A minimum-variance portfolio is a spread of investments with the lowest volatilities, i.e. those that are least likely to fluctuate in price because they have the lowest sensitivities risk.
The spread of investments taken together have a lower resultant risk level compared to the individual risk level of each stock.
People who are unwilling to take on any large risks should consider taking on a minimum-variance portfolio.
A minimum-variance portfolio is at the turn of the curve, where variance (price fluctuation likelihood) is at a minimum.
This type of portfolio is typically the ideal choice for individuals who are entering their sixties and seek a safer investment they can rely on for retirement.
Investors will generally shift from an ‘efficient portfolio’ (highest expected returns for a given risk) to a minimum-variance one as they approach retirement age.
Lowest risk level for rate of expected return
Minimum-variance portfolio refers to assets which are individually risky, but when taken together result in the smallest possible risk level for the expected rate of return.
With this type of portfolio, the investor hedges each investment with an offsetting investment. How much to offset investments depends on what level of risk the individual investor is willing to accept, plus his or her expected return.
The term was coined by American economist Harry Max Markowitz (born 1927), who received the 1990 Nobel Memorial Prize in Economic Sciences, in his Modern Portfolio Theory (MPT). In his MPT, volatility is used as a replacement for risk, in which less variance in volatility correlates to a lower risk in investment.
Video – Minimum-variance portfolio

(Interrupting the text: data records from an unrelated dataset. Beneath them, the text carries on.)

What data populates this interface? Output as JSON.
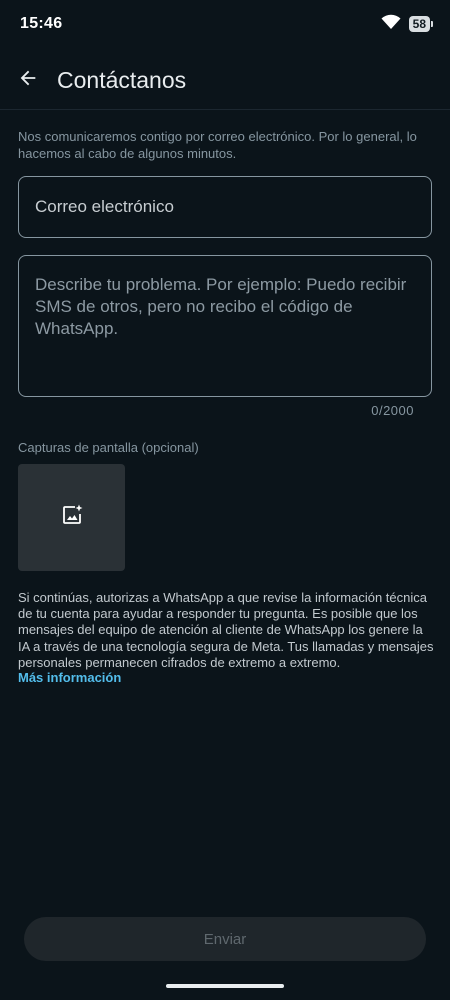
{
  "status_bar": {
    "time": "15:46",
    "battery": "58"
  },
  "header": {
    "title": "Contáctanos"
  },
  "intro_text": "Nos comunicaremos contigo por correo electrónico. Por lo general, lo hacemos al cabo de algunos minutos.",
  "form": {
    "email_placeholder": "Correo electrónico",
    "email_value": "",
    "description_placeholder": "Describe tu problema. Por ejemplo: Puedo recibir SMS de otros, pero no recibo el código de WhatsApp.",
    "description_value": "",
    "char_counter": "0/2000",
    "screenshots_label": "Capturas de pantalla (opcional)"
  },
  "disclaimer": "Si continúas, autorizas a WhatsApp a que revise la información técnica de tu cuenta para ayudar a responder tu pregunta. Es posible que los mensajes del equipo de atención al cliente de WhatsApp los genere la IA a través de una tecnología segura de Meta. Tus llamadas y mensajes personales permanecen cifrados de extremo a extremo.",
  "more_info_link": "Más información",
  "send_button": "Enviar",
  "icons": {
    "back": "arrow-back-icon",
    "wifi": "wifi-icon",
    "battery": "battery-icon",
    "add_image": "add-photo-icon"
  },
  "colors": {
    "background": "#0b141a",
    "accent_link": "#53bdeb",
    "border": "#8696a0"
  }
}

This video explains how to solve for weights when constructing a minimum variance portfolio with 2 assets. After finding the weights of both assets, the speaker uses them to estimate expected return and volatility of the minimum variance portfolio.